The concept of a single battle being shown from the perspectives of the two warring sides in two different films, itself made me sit up and take notice of this superb film directed by Clint Eastwood. "Letters from Iwo Jima" is a companion piece to "Flags of our Fathers", also made by Eastwood. While "Flags of our Fathers" shows the battle of Iwo Jima from the American perspective, "Letters from Iwo Jima" depicts it from the Japanese perspective.
A brilliant twin-film concept like this raises the bar and hence it is incumbent upon the film-maker to do justice to material at hand and live up to the expectations. With "Letters from Iwo Jima" Eastwood manages to do exactly that and paints a melancholic, sad picture of the tragic battle in which the Japanese army perished in the process of defending the island of Iwo Jima in 1945.
The film focuses on the central character of Pvt. Saigo (Kazunari Ninomiya) and his attempts to survive a battle which seems to march towards an inevitable defeat.
Lieutenant General Tadamichi Kuribayashi (Ken Watanabe) arrives at Iwo Jima to take command of the Imperial Japanese Army troops (of which Saigo is a part) sent there to defend the island. Kuribayashi and Lieutenant Colonel Baron Takeichi Nishi (Tsuyoshi Ihara), an olympic gold medalist plan their strategy of the mountain defense and believe that the beaches will be quickly captured by the Americans and hence they stand little chance defending the beaches. Most senior officers do not agree with this strategy which leads to conflicts between the men. Kuribayashi has a difficult time managing with the opposing views but sticks to his guns anyway. This also in a way leads to the eventual downfall of the army, as decisions clash, and men refuse to follow orders that they don't agree with.
Meanwhile, the soldiers face several hardships, as they have inadequate nutrition, have to thrive on poor food and survive in unsanitary conditions. Some even die of dysentery!
Eastwood spends the first half hour introducing all the characters and telling some of the young soldiers' back stories. Like most of Eastwood's films there is a lot of melodrama involving these central characters. A typical flashback scene is shown in which young Saigo is sent off to war when his wife is expecting a child. Parallely he shows us moments of clashes between Kuribayashi and some senior officials over the strategies. He also shows us some brief peaceful moments of pleasure, which the men may never experience again; like the scene in which Kuribayashi and Nishi share a couple of drinks over a modest dinner.

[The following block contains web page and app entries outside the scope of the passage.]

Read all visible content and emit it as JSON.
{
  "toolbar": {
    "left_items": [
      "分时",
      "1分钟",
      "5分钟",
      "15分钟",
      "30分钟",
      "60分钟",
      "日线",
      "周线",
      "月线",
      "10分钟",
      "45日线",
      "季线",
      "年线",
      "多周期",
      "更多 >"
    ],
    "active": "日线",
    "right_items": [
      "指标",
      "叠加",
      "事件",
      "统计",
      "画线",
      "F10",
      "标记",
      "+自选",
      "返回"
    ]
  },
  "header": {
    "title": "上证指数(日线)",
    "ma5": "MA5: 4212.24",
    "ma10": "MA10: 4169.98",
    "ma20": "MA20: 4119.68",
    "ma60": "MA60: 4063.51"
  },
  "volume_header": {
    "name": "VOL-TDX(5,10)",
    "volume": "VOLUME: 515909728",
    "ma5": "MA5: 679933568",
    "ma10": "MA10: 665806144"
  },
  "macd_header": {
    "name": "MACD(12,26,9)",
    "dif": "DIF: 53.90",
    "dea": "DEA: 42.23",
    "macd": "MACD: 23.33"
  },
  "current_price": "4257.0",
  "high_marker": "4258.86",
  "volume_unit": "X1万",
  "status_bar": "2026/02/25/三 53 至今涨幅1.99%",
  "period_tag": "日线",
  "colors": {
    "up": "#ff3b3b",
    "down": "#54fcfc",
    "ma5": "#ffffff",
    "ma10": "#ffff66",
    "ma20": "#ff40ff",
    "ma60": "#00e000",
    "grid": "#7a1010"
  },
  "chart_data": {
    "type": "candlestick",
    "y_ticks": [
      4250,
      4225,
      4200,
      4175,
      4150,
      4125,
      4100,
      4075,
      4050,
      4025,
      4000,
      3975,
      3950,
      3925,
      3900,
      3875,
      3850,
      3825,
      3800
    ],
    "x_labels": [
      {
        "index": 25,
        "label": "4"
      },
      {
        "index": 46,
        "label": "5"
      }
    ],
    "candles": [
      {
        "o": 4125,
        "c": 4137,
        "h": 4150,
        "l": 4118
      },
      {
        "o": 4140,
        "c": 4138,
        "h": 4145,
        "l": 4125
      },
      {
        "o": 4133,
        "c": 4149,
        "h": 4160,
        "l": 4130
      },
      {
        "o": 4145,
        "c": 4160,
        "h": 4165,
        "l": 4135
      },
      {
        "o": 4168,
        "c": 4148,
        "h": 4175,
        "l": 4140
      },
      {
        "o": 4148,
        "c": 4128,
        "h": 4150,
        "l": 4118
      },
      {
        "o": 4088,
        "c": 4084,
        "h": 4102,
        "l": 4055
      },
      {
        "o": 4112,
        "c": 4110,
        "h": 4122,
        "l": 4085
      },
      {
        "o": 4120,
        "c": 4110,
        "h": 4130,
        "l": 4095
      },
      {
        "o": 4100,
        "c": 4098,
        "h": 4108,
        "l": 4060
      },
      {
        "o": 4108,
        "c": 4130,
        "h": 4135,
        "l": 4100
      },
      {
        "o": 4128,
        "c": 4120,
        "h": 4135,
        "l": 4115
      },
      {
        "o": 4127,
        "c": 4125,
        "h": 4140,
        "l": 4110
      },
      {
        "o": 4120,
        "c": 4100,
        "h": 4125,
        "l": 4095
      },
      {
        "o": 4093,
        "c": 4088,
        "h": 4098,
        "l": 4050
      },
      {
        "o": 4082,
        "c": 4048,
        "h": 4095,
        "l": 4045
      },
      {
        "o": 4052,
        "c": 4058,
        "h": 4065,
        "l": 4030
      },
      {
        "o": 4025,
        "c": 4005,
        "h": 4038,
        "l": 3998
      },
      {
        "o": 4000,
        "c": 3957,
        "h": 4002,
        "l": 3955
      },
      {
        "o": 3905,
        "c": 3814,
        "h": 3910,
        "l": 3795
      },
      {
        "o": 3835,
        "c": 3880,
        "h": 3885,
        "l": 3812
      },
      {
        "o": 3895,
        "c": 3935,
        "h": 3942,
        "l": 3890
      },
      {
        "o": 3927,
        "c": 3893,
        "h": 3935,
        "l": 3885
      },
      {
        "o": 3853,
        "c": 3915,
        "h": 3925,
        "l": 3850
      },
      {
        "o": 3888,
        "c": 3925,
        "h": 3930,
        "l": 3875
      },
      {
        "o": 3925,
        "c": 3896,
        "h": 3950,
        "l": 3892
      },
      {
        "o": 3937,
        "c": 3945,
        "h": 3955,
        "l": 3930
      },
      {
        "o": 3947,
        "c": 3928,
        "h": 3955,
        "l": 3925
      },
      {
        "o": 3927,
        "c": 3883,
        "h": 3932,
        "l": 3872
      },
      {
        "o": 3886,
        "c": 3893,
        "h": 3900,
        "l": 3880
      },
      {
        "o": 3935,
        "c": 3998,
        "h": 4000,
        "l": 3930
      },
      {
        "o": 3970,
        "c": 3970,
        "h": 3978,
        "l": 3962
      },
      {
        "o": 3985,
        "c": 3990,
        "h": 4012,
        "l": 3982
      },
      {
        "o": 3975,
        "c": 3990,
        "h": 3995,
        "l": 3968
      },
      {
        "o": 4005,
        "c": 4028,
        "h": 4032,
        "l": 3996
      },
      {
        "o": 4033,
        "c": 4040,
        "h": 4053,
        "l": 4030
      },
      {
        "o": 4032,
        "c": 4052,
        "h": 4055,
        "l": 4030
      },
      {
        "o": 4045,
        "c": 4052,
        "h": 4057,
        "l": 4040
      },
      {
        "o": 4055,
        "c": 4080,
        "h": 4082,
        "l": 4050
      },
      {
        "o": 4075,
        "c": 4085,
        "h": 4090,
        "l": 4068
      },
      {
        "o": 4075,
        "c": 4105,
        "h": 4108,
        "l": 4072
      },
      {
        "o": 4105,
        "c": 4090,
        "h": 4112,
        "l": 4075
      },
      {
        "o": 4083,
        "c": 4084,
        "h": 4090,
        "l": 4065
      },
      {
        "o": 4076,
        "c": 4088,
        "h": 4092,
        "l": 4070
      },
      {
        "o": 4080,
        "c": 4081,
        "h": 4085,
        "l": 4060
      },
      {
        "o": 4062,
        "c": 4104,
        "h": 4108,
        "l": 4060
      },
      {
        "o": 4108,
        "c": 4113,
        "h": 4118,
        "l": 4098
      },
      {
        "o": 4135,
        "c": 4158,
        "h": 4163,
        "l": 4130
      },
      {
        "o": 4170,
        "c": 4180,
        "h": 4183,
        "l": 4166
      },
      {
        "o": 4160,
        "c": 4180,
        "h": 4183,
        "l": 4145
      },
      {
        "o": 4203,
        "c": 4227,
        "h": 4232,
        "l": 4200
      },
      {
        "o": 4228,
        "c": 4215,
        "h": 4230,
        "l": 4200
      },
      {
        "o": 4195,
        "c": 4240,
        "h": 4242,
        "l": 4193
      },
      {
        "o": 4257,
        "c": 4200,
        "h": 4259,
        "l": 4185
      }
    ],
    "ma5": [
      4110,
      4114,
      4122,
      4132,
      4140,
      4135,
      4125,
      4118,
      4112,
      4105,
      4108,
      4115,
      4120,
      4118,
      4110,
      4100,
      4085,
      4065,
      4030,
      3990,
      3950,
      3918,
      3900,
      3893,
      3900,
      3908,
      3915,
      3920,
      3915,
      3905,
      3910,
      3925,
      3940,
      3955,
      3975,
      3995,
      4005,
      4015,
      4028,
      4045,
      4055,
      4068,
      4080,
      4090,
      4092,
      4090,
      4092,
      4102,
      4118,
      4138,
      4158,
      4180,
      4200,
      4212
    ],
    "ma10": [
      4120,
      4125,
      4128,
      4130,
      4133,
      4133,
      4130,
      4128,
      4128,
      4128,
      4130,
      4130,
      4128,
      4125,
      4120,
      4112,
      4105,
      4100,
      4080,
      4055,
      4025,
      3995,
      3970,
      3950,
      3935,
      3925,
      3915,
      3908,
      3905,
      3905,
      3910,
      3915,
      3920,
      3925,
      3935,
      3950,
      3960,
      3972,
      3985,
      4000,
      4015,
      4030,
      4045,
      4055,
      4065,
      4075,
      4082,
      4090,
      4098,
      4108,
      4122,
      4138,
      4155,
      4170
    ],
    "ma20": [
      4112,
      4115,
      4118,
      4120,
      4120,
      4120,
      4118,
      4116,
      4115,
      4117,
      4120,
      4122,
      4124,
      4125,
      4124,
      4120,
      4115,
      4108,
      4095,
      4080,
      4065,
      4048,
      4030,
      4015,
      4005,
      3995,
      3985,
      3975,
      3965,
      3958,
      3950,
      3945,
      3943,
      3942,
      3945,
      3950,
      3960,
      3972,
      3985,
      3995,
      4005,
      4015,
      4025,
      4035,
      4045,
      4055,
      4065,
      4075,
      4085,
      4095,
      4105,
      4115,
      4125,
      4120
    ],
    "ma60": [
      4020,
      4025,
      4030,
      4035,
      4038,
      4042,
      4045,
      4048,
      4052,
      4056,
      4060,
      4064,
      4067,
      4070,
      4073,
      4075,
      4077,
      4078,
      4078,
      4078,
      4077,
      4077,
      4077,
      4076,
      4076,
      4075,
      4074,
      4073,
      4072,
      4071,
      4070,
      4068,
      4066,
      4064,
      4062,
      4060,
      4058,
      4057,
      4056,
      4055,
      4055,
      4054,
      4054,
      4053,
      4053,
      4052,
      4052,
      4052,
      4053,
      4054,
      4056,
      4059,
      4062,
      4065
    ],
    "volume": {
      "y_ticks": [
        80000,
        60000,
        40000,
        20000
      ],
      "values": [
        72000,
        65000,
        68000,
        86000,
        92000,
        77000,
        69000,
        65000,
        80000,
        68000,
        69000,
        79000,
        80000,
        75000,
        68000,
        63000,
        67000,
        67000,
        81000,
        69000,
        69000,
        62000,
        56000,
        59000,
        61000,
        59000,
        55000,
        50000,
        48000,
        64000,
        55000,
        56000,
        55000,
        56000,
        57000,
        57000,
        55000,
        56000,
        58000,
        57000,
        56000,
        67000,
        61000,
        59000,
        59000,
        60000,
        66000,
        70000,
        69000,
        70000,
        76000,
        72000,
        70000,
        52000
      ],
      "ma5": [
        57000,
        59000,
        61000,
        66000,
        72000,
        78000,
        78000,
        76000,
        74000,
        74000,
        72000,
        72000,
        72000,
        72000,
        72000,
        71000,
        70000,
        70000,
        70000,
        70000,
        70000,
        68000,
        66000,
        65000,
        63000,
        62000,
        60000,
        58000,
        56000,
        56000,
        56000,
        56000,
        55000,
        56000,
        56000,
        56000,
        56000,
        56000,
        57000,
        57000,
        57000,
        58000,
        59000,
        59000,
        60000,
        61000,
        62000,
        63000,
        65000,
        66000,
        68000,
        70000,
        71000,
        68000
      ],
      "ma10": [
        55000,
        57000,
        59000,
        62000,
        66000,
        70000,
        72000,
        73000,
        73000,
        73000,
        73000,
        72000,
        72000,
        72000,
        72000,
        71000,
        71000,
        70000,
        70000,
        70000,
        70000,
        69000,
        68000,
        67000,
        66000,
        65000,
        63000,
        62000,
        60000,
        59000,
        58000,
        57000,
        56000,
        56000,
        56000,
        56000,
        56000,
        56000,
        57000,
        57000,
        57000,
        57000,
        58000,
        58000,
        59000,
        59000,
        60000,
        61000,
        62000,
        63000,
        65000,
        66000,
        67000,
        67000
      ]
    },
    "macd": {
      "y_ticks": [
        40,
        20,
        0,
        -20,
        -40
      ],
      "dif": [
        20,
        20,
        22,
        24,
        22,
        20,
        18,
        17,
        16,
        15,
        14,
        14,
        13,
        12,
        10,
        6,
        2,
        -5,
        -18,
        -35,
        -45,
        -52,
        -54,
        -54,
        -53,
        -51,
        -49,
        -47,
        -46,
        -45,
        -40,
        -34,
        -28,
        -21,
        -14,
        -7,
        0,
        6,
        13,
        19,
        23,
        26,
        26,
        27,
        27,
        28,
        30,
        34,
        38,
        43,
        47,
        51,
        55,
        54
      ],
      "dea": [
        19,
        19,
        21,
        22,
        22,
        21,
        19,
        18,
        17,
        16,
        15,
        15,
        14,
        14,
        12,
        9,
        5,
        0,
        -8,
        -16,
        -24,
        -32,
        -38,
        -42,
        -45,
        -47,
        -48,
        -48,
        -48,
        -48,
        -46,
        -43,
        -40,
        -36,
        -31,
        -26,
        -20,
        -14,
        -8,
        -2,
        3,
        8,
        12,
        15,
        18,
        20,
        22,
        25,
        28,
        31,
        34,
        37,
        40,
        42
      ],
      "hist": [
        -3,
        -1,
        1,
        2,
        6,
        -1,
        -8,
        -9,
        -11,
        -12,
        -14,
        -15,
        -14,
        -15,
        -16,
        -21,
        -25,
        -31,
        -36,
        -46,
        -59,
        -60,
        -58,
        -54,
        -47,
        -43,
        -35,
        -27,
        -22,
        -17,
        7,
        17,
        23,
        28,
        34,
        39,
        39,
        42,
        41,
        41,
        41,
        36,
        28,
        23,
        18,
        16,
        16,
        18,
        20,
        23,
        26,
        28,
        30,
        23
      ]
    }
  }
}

Soon after, though, the attack begins. Here on, the film doesn't let up and takes the viewer right in the middle of the battlefield. The combat sequences are masterfully created and the beautiful cinematography by Tom Stern makes the horrific battle come to life. The film depicts the horrors of war and how the soldiers have to forcibly accept the inevitable, and at times make extremely difficult choices.
Barring a few cinematic cliches, the screenplay penned by Iris Yamashita of a story co-written with Paul Haggis is depressing, yet powerful, to say the least.
The original music by Kyle Eastwood and Michael Stevens is excellent and hauntingly sad for the most part of the film.
The performance by Ken Watanabe is the most notable. He does an excellent job of portraying the tragic figure of Lieutenant Generat Kuribayashi who fought against all odds and despite all the resistance encouraged his army to keep moving on till their last breaths.
This film is almost entirely in Japanese spoken language and hence it is difficult to tell that this is actually a Hollywood production and not a Japanese movie.
Watch this film and prepare to be moved.